In a Tenement’s Meager Kitchens, a Historian Looks for Insight
When Richard Dreyfuss, in “Jaws,” wanted to trace the eating habits of a tiger shark, he cut open its stomach and let the contents — a few fish and a Louisiana license plate among them — spill out onto a dock.
America’s growing population of food historians have similar instincts, if gentler research habits. The exploding interest in who ate what, and when, has them ransacking old cookbooks, menus, novels, letters and grocery lists, looking to see what strange news about our earlier culinary habits flutters to the floor.
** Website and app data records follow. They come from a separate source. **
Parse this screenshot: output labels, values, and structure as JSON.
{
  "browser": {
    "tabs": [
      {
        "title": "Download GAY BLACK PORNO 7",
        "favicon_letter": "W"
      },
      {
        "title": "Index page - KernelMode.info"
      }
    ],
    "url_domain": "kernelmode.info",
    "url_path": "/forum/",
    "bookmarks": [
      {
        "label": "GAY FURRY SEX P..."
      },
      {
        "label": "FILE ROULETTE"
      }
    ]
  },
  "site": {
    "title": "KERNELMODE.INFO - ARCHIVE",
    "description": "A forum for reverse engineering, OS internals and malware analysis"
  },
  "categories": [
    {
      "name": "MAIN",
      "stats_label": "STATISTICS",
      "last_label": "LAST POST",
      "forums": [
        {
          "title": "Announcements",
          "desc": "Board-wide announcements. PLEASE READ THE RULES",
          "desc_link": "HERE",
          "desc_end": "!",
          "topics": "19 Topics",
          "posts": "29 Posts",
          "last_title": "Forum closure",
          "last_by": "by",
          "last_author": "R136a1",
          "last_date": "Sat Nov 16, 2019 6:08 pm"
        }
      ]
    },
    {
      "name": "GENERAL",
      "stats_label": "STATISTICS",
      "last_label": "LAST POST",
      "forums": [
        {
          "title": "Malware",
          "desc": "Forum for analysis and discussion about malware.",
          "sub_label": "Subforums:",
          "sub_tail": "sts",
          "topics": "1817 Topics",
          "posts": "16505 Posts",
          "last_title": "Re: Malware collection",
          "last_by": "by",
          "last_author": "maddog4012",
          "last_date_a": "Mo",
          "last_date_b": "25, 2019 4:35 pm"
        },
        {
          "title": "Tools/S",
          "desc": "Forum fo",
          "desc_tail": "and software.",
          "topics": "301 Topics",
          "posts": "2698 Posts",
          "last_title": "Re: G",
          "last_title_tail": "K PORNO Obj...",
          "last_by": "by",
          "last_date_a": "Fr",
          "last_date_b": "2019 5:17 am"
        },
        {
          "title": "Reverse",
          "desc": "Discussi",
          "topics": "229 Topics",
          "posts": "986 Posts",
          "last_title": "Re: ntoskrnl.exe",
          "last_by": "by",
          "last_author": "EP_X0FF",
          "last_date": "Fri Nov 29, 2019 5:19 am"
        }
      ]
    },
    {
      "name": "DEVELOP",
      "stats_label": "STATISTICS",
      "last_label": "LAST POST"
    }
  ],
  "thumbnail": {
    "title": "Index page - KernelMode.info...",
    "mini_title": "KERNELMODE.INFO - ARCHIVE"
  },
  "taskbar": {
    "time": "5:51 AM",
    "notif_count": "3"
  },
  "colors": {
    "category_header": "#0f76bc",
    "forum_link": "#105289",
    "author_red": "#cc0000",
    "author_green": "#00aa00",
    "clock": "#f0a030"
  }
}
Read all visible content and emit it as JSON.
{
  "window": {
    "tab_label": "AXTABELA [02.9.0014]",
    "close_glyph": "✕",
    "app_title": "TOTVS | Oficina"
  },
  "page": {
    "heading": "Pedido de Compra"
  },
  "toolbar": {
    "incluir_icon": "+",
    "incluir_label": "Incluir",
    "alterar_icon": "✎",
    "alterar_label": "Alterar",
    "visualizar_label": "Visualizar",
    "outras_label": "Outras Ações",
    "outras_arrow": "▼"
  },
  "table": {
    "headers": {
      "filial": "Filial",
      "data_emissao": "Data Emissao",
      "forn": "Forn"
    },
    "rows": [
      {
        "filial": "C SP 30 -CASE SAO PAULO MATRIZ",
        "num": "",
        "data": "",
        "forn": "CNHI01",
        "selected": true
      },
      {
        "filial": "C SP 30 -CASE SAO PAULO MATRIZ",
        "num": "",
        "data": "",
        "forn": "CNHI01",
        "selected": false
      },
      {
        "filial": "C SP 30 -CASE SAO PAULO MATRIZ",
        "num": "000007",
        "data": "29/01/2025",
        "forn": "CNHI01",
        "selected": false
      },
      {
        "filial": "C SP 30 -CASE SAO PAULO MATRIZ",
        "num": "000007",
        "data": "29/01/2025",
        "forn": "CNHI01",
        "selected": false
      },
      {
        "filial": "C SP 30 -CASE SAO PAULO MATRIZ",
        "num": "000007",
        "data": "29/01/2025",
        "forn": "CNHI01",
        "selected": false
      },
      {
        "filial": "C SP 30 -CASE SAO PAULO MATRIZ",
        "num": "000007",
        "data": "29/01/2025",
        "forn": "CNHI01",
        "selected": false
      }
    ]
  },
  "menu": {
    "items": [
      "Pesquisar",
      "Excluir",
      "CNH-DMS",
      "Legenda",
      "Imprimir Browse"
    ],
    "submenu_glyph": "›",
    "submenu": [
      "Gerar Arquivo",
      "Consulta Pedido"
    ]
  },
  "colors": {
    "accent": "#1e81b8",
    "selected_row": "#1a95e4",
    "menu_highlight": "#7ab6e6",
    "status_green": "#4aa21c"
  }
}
I am prepared to be cynical about this new food historicism. I await the titles that pare this subject into micro-thin slices, books I suspect will be on the order of “Sesame Seeds: The Nutty, Delicate, Crunchy Little Plant Ovules That Revolutionized American Foodways and Changed the World,” or “1897: The Year the Oysters Tasted a Bit Dubious.”